↓↓↓

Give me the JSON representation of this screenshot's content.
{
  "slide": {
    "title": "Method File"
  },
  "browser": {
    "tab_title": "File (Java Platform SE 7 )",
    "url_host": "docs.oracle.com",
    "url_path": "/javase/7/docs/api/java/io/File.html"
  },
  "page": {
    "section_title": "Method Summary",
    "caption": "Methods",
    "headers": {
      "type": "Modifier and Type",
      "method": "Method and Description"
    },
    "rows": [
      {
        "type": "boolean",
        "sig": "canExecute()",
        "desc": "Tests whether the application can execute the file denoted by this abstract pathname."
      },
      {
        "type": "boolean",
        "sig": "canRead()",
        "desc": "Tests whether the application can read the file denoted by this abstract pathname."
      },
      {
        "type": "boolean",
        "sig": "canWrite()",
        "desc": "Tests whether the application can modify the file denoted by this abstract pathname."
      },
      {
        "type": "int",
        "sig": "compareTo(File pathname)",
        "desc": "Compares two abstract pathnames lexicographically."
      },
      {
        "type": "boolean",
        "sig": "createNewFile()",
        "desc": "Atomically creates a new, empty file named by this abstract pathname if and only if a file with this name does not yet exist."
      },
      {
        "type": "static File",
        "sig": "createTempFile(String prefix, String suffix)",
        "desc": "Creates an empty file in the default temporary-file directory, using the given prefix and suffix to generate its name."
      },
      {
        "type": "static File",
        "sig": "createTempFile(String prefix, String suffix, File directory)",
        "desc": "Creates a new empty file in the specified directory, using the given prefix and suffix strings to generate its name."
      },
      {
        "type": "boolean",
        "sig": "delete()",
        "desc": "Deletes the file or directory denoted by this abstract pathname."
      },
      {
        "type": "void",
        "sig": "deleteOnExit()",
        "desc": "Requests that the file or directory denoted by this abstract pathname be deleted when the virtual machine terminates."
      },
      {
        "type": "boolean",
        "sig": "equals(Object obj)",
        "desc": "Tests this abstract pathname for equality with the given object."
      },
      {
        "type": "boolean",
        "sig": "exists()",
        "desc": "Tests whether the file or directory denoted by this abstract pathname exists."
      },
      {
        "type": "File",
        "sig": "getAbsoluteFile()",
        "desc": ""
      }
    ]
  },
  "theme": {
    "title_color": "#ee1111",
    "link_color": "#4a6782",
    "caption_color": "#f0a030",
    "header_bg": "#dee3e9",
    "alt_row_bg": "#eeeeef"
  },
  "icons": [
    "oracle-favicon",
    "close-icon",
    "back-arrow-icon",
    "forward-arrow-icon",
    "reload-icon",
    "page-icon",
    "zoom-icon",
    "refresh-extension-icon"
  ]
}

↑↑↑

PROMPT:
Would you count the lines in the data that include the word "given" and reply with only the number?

SOLUTION TO THE PROBLEM:
3